* _What is being asked_
Check each line of the records below and collect those that include the word "qiechushihuojinmozuzhi".

+++ Dataset content

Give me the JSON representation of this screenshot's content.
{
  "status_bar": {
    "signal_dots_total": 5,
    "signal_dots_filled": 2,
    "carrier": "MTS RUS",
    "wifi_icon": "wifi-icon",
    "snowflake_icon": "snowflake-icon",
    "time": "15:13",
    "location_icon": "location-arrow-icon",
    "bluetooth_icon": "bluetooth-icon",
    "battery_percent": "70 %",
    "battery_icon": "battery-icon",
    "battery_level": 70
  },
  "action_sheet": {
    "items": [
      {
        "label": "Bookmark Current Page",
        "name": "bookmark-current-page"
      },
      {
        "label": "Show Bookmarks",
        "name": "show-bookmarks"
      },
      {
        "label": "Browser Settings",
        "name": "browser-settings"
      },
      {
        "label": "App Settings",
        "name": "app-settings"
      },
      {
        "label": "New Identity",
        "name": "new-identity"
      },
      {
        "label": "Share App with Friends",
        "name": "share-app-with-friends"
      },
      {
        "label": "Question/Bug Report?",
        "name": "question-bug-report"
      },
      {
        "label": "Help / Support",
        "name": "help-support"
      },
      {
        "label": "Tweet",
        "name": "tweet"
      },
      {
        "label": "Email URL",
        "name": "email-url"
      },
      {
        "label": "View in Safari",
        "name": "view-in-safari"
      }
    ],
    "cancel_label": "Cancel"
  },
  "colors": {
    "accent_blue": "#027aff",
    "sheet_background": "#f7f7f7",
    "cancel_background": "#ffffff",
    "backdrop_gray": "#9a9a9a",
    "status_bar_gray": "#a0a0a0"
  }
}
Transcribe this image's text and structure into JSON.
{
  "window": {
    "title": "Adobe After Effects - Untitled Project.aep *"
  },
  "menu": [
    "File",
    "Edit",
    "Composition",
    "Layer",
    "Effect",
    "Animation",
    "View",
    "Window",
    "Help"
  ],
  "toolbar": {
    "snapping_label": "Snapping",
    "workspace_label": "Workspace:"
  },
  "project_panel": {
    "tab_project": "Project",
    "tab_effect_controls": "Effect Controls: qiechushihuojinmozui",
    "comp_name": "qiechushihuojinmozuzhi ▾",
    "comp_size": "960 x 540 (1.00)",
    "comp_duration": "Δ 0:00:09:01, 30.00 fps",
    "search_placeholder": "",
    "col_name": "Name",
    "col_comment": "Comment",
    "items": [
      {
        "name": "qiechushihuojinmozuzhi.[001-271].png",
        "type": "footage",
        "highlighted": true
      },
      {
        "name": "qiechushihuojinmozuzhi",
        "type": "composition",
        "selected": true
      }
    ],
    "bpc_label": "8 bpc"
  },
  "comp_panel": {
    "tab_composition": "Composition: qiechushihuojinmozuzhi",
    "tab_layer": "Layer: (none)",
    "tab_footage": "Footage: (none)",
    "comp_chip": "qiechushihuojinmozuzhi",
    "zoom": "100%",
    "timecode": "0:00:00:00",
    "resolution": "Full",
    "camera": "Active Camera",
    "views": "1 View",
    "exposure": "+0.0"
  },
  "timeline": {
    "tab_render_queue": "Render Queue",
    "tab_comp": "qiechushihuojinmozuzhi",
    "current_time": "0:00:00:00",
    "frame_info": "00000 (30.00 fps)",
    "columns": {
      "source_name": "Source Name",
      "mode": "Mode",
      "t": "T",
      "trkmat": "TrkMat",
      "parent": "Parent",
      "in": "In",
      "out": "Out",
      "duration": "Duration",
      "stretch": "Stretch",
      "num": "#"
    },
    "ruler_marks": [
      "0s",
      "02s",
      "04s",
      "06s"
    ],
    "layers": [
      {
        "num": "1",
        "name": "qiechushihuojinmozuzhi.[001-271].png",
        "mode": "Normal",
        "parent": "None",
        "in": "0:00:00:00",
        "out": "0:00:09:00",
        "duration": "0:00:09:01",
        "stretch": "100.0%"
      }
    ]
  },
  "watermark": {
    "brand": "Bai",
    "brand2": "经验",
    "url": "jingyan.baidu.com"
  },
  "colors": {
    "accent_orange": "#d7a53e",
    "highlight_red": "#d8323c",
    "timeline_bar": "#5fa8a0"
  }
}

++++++

* _The answer_
    "comp_name": "qiechushihuojinmozuzhi ▾",
        "name": "qiechushihuojinmozuzhi.[001-271].png",
        "name": "qiechushihuojinmozuzhi",
    "tab_composition": "Composition: qiechushihuojinmozuzhi",
    "comp_chip": "qiechushihuojinmozuzhi",
    "tab_comp": "qiechushihuojinmozuzhi",
        "name": "qiechushihuojinmozuzhi.[001-271].png",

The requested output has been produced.